Most Active Stories
- 3 Teens Charged For Throwing Rock That Injured Ohio Teacher
- Portman Weighs In On Surge Of Unaccompanied Central American Minors Crossing U.S. border
- Suspect In Hocking County Murder Shoots Self
- Farmer In Kasich Radio Ad Not Just A Farmer
- Troubled Charter School Chain Subject Of Federal, State Probes
Wed February 23, 2005
Diary of a Mad Black Woman
Easy laughs and easier moralizing.
By John DeSando, WCBE's "It's Movie Time"
"Sweet is revenge--especially to women." Lord Byron
In Diary of a Mad Black Woman, the Bible singing choir and the Baptist Church service are about the only authentically artistic parts of this Lifetime-channel-like drama/comedy about an upper-class black wife tossed out of her sumptuous Atlanta home by her philandering but powerful lawyer husband. Perhaps her having no pre-nuptial agreement is a realistic element that helps balance this otherwise ham-handed Christian "values" film.
Dutiful wife Helen (Kimberley Elise) eventually is able to pull a modest "Misery" turn of the tables on her husband, Charles (Steve Harris), in a hypocritical nod to those in the audience moved more by "an eye for an eye" than "turn the other cheek." Helen also takes up with a hunky steelworker to confuse those fundamentalists who believe in the immutable bond of matrimony. Grandma Madea (Tyler Perry) carries a sizeable gun in her purse, brandishing it more than once to make her point. If this all seems too secular, Helen's voiceover supplies rationales and excuses for the family in a Christian context. It's clear she is preaching to us; it's not clear that anyone is listening given that most in the audience can't wait for the revenge Madea is capable of delivering.

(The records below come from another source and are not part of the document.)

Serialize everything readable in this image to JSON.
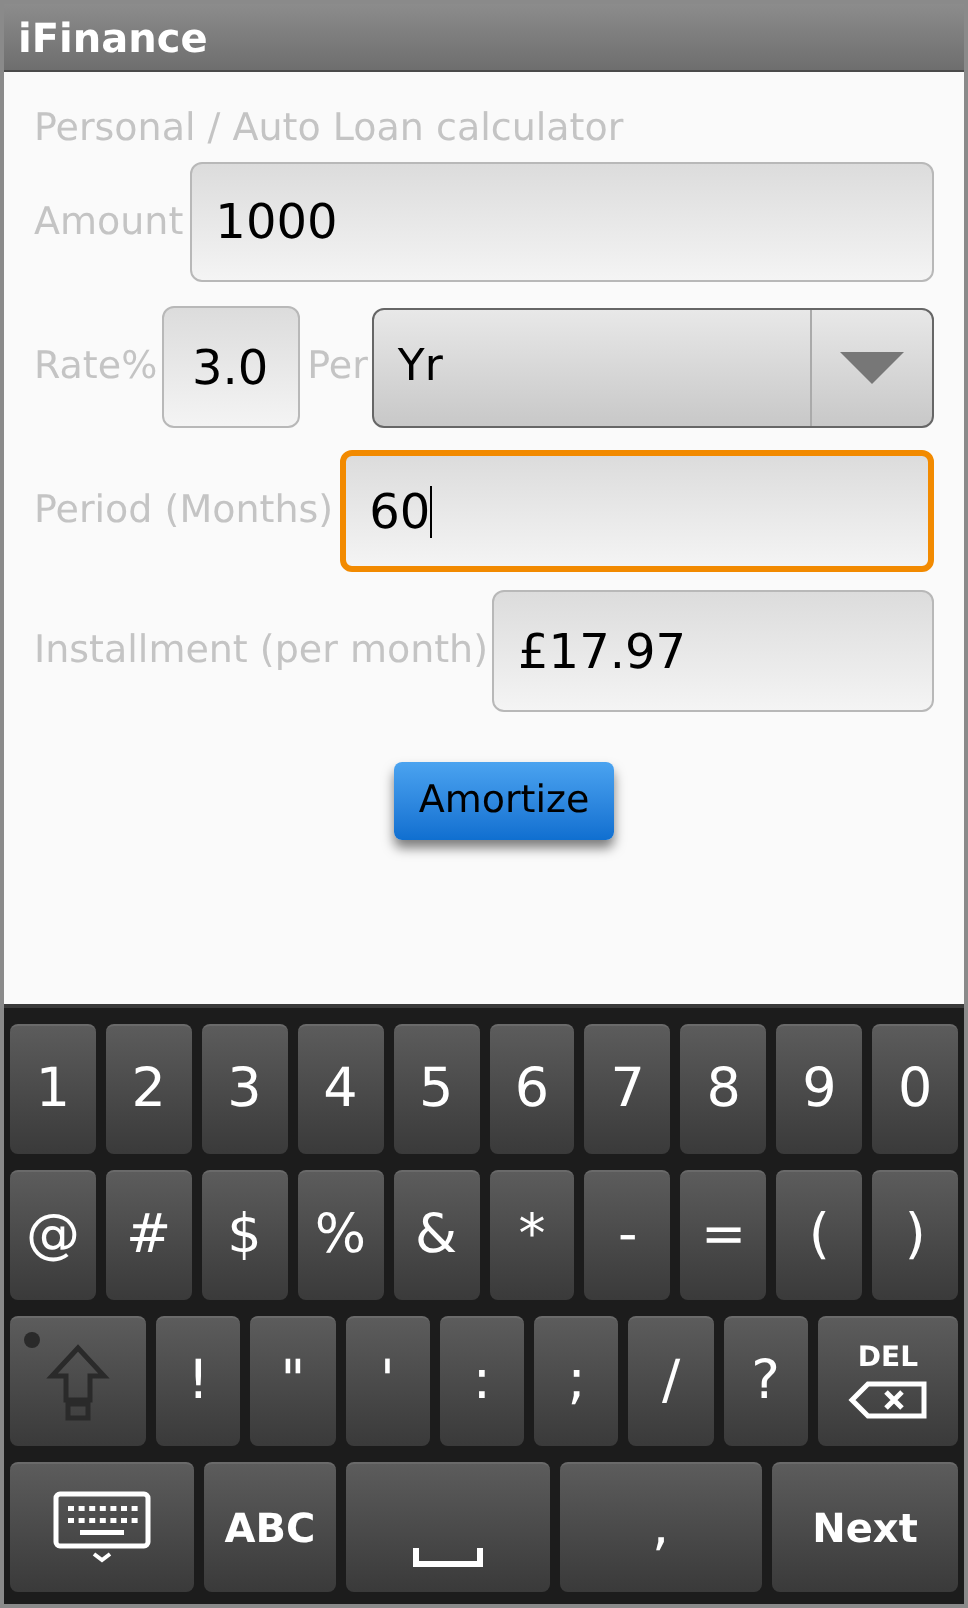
{
  "window": {
    "title": "iFinance"
  },
  "form": {
    "heading": "Personal / Auto Loan calculator",
    "amount": {
      "label": "Amount",
      "value": "1000",
      "focused": false
    },
    "rate": {
      "label": "Rate%",
      "value": "3.0",
      "focused": false
    },
    "per": {
      "label": "Per",
      "value": "Yr"
    },
    "period": {
      "label": "Period (Months)",
      "value": "60",
      "focused": true
    },
    "installment": {
      "label": "Installment (per month)",
      "value": "£17.97",
      "focused": false
    },
    "button": "Amortize"
  },
  "keyboard": {
    "digit_keys": [
      {
        "kind": "char",
        "label": "1"
      },
      {
        "kind": "char",
        "label": "2"
      },
      {
        "kind": "char",
        "label": "3"
      },
      {
        "kind": "char",
        "label": "4"
      },
      {
        "kind": "char",
        "label": "5"
      },
      {
        "kind": "char",
        "label": "6"
      },
      {
        "kind": "char",
        "label": "7"
      },
      {
        "kind": "char",
        "label": "8"
      },
      {
        "kind": "char",
        "label": "9"
      },
      {
        "kind": "char",
        "label": "0"
      }
    ],
    "symbol_keys": [
      {
        "kind": "char",
        "label": "@"
      },
      {
        "kind": "char",
        "label": "#"
      },
      {
        "kind": "char",
        "label": "$"
      },
      {
        "kind": "char",
        "label": "%"
      },
      {
        "kind": "char",
        "label": "&"
      },
      {
        "kind": "char",
        "label": "*"
      },
      {
        "kind": "char",
        "label": "-"
      },
      {
        "kind": "char",
        "label": "="
      },
      {
        "kind": "char",
        "label": "("
      },
      {
        "kind": "char",
        "label": ")"
      }
    ],
    "punctuation_keys": [
      {
        "kind": "shift",
        "on": false
      },
      {
        "kind": "char",
        "label": "!"
      },
      {
        "kind": "char",
        "label": "\""
      },
      {
        "kind": "char",
        "label": "'"
      },
      {
        "kind": "char",
        "label": ":"
      },
      {
        "kind": "char",
        "label": ";"
      },
      {
        "kind": "char",
        "label": "/"
      },
      {
        "kind": "char",
        "label": "?"
      },
      {
        "kind": "delete",
        "label": "DEL"
      }
    ],
    "bottom_keys": [
      {
        "kind": "keyboard"
      },
      {
        "kind": "text",
        "label": "ABC"
      },
      {
        "kind": "space"
      },
      {
        "kind": "char",
        "label": ","
      },
      {
        "kind": "text",
        "label": "Next"
      }
    ]
  }
}
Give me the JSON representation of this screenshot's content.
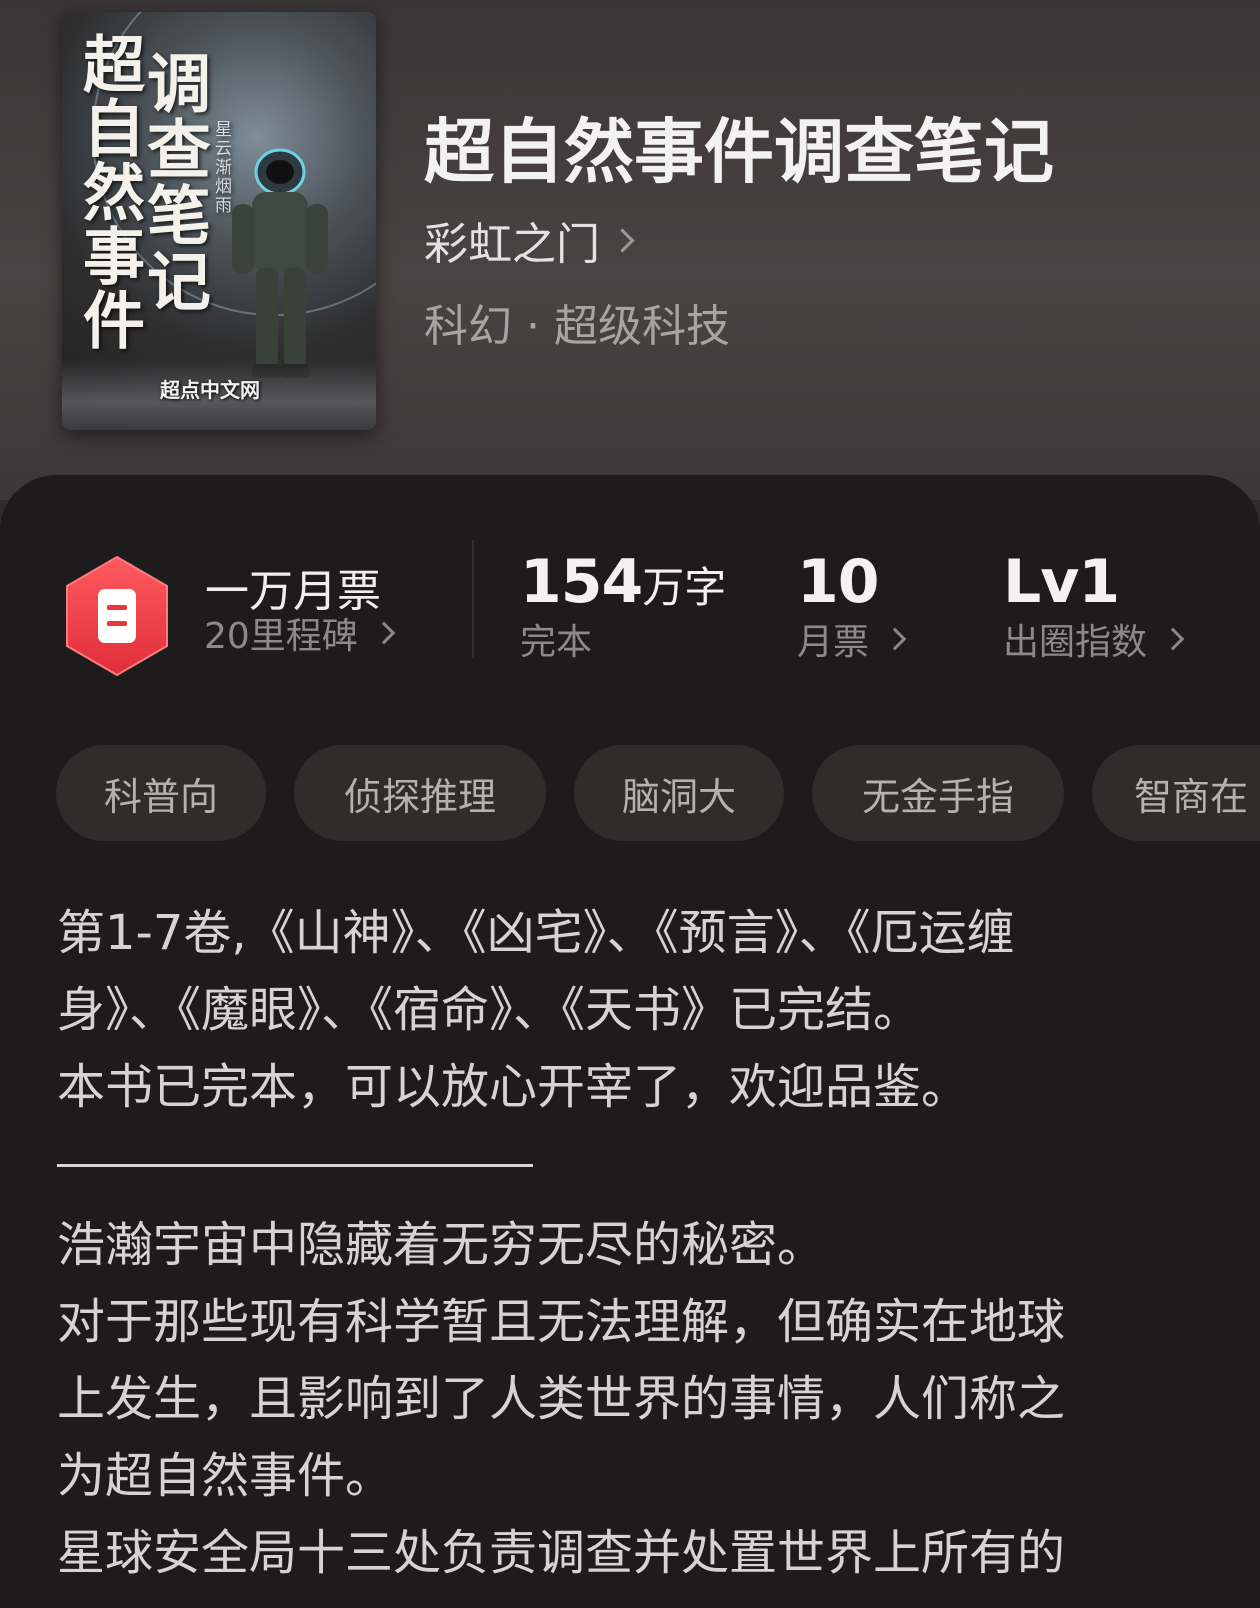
{
  "book": {
    "title": "超自然事件调查笔记",
    "author": "彩虹之门",
    "genre": "科幻 · 超级科技",
    "cover": {
      "title_line1": "超自然事件",
      "title_line2": "调查笔记",
      "small_text": "星云渐烟雨",
      "brand": "超点中文网"
    }
  },
  "stats": {
    "monthly_ticket_label": "一万月票",
    "milestone_label": "20里程碑",
    "word_count_value": "154",
    "word_count_unit": "万字",
    "status": "完本",
    "tickets_value": "10",
    "tickets_label": "月票",
    "level_value": "Lv1",
    "level_label": "出圈指数"
  },
  "tags": [
    "科普向",
    "侦探推理",
    "脑洞大",
    "无金手指",
    "智商在"
  ],
  "description": {
    "lines_before_sep": [
      "第1-7卷,《山神》、《凶宅》、《预言》、《厄运缠",
      "身》、《魔眼》、《宿命》、《天书》已完结。",
      "本书已完本，可以放心开宰了，欢迎品鉴。"
    ],
    "lines_after_sep": [
      "浩瀚宇宙中隐藏着无穷无尽的秘密。",
      "对于那些现有科学暂且无法理解，但确实在地球",
      "上发生，且影响到了人类世界的事情，人们称之",
      "为超自然事件。",
      "星球安全局十三处负责调查并处置世界上所有的"
    ]
  },
  "colors": {
    "badge_red": "#e8363f",
    "panel_bg": "#1d1b1b",
    "header_bg": "#453f40"
  }
}
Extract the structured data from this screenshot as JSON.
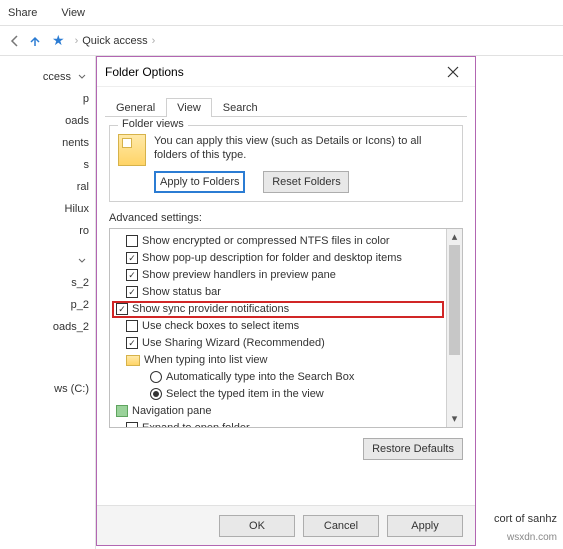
{
  "menu": {
    "share": "Share",
    "view": "View"
  },
  "nav": {
    "quick_access": "Quick access"
  },
  "tree": {
    "items": [
      "ccess",
      "p",
      "oads",
      "nents",
      "s",
      "ral",
      "Hilux",
      "ro",
      "s_2",
      "p_2",
      "oads_2",
      "ws (C:)"
    ]
  },
  "dialog": {
    "title": "Folder Options",
    "tabs": {
      "general": "General",
      "view": "View",
      "search": "Search"
    },
    "folder_views": {
      "legend": "Folder views",
      "text": "You can apply this view (such as Details or Icons) to all folders of this type.",
      "apply": "Apply to Folders",
      "reset": "Reset Folders"
    },
    "advanced_label": "Advanced settings:",
    "adv": {
      "r0": "Show encrypted or compressed NTFS files in color",
      "r1": "Show pop-up description for folder and desktop items",
      "r2": "Show preview handlers in preview pane",
      "r3": "Show status bar",
      "r4": "Show sync provider notifications",
      "r5": "Use check boxes to select items",
      "r6": "Use Sharing Wizard (Recommended)",
      "r7": "When typing into list view",
      "r8": "Automatically type into the Search Box",
      "r9": "Select the typed item in the view",
      "r10": "Navigation pane",
      "r11": "Expand to open folder"
    },
    "restore": "Restore Defaults",
    "ok": "OK",
    "cancel": "Cancel",
    "apply": "Apply"
  },
  "corner": "cort of sanhz",
  "watermark": "wsxdn.com"
}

Perry, playwright and player, is an eccentric delight playing three roles mostly responsible for Diary's light moments. His Madea is so spiritedly funny and mischievous, he almost saved the film from oblivion.
Alas, Diary eschews exploring the complexities of modern divorce in favor of easy laughs and easier moralizing about the Christian way to live a life anchored in forgiveness of the wrongdoer and oneself. The conflicting revenge and forgiveness motifs aren't reconciled beyond an ending determined from the beginning of this tired formula.
John DeSando teaches film at Franklin University and co-hosts WCBE's "It's Movie Time," which can be heard streaming at www.wcbe.org Fridays at 3:01 pm and 8:01 pm. Contact him at JDeSando@Columbus.RR.com.